Given entries section start

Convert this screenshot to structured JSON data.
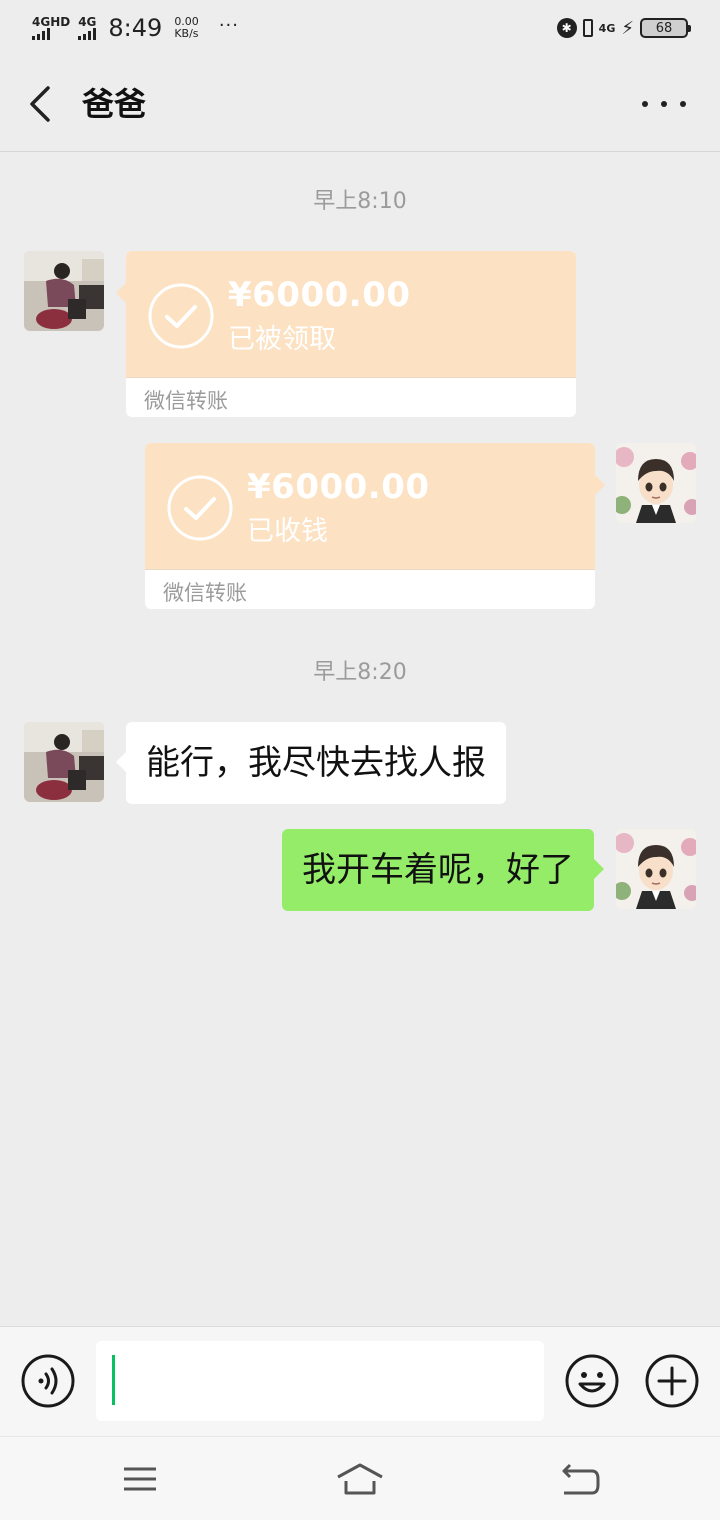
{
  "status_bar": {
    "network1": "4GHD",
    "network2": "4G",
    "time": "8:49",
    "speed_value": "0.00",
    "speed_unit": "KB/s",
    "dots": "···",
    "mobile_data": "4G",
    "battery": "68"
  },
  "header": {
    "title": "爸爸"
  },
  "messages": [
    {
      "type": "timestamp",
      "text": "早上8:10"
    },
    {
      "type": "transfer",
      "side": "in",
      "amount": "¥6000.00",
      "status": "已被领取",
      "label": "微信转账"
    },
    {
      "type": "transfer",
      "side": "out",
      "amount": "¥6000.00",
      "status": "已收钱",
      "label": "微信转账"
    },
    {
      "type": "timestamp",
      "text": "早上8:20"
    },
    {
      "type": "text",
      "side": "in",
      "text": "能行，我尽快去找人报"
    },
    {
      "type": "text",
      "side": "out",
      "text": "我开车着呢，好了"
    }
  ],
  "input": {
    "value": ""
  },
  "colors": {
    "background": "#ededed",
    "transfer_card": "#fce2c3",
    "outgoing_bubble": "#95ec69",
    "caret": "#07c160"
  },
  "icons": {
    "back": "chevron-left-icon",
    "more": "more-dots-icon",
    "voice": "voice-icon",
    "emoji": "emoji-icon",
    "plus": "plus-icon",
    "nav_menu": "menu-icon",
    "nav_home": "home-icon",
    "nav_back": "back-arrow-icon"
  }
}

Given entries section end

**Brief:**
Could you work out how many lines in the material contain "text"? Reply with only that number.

**Task solution:**
6